Directions for this task
Using the listing below, select the lines with the word "услуг" and copy them.

Given information
--
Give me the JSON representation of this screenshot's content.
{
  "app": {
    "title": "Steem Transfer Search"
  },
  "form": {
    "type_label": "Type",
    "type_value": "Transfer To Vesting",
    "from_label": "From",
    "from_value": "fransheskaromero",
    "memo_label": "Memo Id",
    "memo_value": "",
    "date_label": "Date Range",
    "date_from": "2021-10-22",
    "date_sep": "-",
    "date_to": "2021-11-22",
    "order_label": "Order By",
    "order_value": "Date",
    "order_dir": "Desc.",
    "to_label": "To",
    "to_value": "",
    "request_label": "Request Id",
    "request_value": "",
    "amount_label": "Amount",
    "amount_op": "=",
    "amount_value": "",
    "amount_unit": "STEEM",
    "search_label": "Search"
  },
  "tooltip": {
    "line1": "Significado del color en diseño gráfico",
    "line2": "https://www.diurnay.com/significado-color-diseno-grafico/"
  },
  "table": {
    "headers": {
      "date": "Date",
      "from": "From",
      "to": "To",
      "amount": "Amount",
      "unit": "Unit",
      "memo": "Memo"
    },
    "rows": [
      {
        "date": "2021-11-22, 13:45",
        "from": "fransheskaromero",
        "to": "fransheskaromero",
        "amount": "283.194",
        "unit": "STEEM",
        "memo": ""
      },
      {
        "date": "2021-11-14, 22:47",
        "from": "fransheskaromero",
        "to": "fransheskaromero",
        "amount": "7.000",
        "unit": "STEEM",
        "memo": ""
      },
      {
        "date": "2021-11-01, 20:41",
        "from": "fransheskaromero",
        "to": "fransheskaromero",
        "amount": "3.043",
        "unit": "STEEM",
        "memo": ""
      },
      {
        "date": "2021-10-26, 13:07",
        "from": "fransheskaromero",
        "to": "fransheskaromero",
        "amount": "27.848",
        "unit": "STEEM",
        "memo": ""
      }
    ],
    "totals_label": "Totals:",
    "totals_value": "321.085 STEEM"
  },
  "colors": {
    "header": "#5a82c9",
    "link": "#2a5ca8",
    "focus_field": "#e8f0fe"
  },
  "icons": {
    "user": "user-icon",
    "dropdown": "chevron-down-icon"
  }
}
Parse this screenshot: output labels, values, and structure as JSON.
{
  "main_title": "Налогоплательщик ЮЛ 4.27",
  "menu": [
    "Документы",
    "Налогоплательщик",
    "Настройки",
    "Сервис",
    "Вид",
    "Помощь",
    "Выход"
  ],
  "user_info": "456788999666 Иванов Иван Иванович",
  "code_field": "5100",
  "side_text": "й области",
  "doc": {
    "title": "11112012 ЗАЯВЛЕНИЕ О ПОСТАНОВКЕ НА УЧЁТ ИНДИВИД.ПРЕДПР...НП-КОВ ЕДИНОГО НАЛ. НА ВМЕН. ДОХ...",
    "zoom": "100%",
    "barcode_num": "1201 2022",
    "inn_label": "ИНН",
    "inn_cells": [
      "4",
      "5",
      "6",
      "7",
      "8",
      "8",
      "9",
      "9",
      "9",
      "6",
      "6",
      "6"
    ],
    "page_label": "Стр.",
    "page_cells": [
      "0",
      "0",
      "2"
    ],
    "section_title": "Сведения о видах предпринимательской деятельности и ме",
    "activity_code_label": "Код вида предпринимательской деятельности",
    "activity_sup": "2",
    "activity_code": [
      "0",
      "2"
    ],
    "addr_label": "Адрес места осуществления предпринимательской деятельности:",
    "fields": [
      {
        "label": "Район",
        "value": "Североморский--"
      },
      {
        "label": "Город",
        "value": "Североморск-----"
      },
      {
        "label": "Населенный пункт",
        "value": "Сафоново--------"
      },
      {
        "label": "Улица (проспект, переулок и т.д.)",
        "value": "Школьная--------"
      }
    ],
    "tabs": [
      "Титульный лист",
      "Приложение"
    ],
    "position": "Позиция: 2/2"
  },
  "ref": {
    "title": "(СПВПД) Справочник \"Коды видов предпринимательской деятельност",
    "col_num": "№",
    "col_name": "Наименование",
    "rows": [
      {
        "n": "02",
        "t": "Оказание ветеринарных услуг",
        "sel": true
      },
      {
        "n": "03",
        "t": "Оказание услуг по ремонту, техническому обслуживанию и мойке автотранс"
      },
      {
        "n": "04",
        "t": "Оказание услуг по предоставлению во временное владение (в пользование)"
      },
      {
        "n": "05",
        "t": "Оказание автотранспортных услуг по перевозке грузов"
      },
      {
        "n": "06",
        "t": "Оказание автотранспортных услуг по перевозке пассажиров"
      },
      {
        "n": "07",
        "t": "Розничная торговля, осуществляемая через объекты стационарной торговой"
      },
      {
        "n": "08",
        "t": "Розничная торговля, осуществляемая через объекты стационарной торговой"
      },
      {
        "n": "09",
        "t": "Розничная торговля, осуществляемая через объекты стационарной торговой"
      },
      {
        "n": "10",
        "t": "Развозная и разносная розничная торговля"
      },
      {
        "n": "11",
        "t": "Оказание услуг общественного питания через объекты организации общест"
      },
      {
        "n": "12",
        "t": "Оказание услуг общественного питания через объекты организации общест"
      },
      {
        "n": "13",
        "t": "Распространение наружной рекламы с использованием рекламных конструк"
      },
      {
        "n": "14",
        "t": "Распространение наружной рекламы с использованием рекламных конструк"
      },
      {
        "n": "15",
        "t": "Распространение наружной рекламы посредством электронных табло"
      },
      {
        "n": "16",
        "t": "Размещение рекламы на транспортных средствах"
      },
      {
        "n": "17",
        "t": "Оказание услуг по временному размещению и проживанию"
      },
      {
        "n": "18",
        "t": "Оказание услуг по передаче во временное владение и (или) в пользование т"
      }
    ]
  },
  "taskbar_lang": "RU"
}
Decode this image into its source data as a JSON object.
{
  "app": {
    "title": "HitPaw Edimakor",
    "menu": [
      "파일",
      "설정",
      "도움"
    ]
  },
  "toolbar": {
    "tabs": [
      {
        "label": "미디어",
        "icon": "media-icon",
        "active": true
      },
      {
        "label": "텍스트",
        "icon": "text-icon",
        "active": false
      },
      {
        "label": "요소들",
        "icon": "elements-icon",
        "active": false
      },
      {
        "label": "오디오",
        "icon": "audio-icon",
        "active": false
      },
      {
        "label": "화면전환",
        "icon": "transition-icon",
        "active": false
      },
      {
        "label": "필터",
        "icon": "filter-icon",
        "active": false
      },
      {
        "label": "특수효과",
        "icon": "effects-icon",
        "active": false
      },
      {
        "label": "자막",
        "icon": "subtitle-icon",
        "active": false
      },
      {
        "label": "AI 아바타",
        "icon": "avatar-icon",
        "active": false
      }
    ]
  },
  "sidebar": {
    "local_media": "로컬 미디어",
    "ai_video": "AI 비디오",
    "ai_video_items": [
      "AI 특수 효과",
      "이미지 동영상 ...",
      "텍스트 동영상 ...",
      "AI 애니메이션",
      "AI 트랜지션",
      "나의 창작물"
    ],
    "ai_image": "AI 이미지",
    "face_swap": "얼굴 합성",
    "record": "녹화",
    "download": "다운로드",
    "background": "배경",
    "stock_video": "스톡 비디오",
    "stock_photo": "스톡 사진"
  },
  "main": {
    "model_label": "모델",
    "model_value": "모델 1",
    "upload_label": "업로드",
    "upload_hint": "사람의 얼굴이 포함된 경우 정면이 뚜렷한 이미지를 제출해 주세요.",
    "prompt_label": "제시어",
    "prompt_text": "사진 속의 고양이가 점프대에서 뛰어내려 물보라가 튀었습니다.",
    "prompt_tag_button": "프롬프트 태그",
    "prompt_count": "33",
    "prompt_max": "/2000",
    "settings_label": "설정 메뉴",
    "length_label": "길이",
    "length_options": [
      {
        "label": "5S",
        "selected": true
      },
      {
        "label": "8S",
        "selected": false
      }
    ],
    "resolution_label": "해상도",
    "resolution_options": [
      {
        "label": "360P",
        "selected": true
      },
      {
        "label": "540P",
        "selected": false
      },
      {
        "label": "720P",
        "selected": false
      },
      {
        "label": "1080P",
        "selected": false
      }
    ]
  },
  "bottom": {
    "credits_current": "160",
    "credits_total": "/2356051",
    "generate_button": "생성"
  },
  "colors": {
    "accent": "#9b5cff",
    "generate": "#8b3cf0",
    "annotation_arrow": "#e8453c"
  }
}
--
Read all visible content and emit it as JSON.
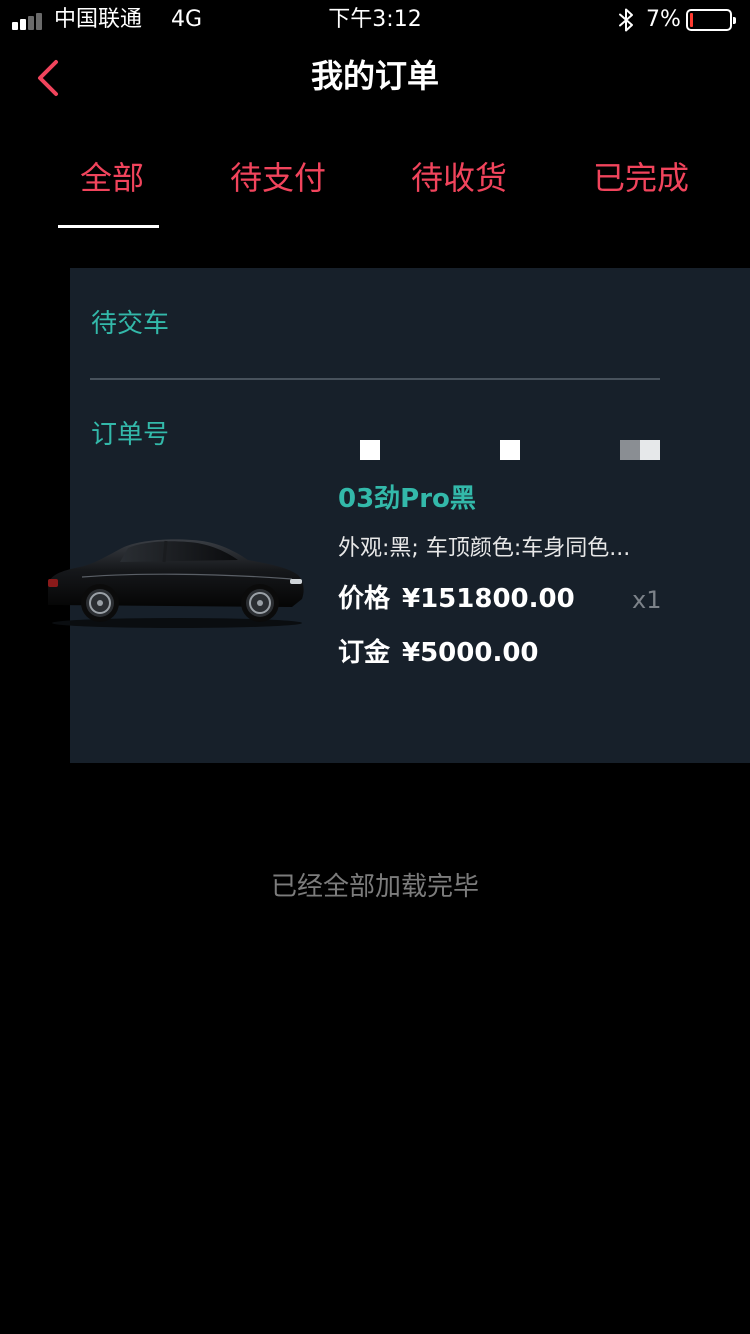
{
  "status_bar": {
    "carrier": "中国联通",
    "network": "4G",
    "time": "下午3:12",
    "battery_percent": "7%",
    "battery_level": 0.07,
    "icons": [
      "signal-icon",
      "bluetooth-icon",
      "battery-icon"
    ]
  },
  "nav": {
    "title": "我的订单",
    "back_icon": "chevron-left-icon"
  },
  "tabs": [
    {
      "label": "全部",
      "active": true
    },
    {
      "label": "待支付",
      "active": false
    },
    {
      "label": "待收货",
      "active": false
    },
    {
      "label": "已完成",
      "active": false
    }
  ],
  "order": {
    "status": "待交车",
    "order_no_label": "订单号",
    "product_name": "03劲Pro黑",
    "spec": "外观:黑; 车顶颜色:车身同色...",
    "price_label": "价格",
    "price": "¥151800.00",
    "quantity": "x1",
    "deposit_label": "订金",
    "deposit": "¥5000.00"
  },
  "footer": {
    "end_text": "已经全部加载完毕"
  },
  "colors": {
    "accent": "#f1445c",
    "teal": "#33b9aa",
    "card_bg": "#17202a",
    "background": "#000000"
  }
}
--
The answer
        "t": "Оказание ветеринарных услуг",
        "t": "Оказание услуг по ремонту, техническому обслуживанию и мойке автотранс"
        "t": "Оказание услуг по предоставлению во временное владение (в пользование)"
        "t": "Оказание автотранспортных услуг по перевозке грузов"
        "t": "Оказание автотранспортных услуг по перевозке пассажиров"
        "t": "Оказание услуг общественного питания через объекты организации общест"
        "t": "Оказание услуг общественного питания через объекты организации общест"
        "t": "Оказание услуг по временному размещению и проживанию"
        "t": "Оказание услуг по передаче во временное владение и (или) в пользование т"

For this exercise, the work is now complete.